:: SUPPLIED DATA

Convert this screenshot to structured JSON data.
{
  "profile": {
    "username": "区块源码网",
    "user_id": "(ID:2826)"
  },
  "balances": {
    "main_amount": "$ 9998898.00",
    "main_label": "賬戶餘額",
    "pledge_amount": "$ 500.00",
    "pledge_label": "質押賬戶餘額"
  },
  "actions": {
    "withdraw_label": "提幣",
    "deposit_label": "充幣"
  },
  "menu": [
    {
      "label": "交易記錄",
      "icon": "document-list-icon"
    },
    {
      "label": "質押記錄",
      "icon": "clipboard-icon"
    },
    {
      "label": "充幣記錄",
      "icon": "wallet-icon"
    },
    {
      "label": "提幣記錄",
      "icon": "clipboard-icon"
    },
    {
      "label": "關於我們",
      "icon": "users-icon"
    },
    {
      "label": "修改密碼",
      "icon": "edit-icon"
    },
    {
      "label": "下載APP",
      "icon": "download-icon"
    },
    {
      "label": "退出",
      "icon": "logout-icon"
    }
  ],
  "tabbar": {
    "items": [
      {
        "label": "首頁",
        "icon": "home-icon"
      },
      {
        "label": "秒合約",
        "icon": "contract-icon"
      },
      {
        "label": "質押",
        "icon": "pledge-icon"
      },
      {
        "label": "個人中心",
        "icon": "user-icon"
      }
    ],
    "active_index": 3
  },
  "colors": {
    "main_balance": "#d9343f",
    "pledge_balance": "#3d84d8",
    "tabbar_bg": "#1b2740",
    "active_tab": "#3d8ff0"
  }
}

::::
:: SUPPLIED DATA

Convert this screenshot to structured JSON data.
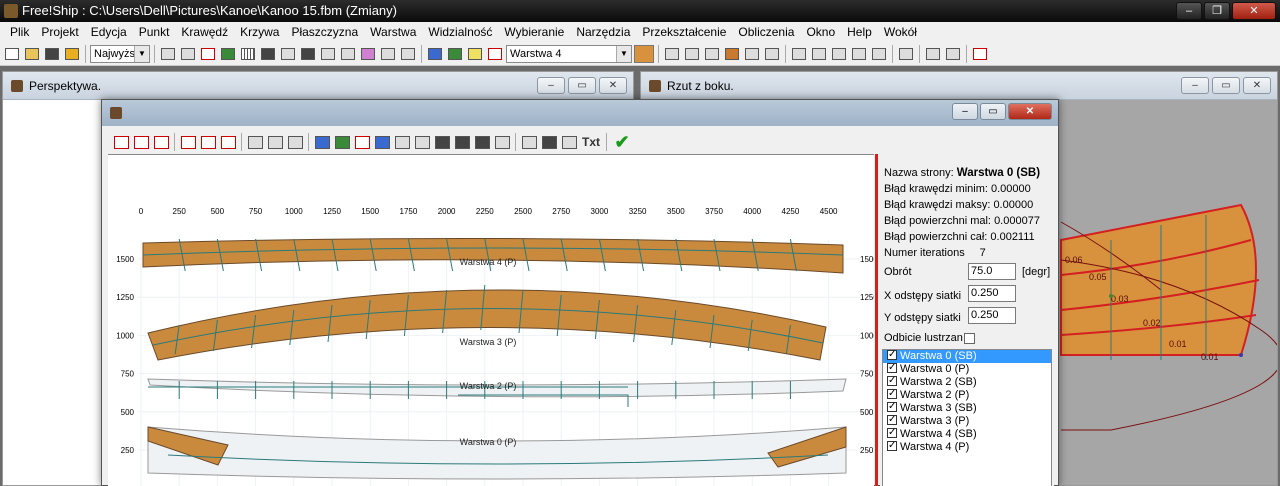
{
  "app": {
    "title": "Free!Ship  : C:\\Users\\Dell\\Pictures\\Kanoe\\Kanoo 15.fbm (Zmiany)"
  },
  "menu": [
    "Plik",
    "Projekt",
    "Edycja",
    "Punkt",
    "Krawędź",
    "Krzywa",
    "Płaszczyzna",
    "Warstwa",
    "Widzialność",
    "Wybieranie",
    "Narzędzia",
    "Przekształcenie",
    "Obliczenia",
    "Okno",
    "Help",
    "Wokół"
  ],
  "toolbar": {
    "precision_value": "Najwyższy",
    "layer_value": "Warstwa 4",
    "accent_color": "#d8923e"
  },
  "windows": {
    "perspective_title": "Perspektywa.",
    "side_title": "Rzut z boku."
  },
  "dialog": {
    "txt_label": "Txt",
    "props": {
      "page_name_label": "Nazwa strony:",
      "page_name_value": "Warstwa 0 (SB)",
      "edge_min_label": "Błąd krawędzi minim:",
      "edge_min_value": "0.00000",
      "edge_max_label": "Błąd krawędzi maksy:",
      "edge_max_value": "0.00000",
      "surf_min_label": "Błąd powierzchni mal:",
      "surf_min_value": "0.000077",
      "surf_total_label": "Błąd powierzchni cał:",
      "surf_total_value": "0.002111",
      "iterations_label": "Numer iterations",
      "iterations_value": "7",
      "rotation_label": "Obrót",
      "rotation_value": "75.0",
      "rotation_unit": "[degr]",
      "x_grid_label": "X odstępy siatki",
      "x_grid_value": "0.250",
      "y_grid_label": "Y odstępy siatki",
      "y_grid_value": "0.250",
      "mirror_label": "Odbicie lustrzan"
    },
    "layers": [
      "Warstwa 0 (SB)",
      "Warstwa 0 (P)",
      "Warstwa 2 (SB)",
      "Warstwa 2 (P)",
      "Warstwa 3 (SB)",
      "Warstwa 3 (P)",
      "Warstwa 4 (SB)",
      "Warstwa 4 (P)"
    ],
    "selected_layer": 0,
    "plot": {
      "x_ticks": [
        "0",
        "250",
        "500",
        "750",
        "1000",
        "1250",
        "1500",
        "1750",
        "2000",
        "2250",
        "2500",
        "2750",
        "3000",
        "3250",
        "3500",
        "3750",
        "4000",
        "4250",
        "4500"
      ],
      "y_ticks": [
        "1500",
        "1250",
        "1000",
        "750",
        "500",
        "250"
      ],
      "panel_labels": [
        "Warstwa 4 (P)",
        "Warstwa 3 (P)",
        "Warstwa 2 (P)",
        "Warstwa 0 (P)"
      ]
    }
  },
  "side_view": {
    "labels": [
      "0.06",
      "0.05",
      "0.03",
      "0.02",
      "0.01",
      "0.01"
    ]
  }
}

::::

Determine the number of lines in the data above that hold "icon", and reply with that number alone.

12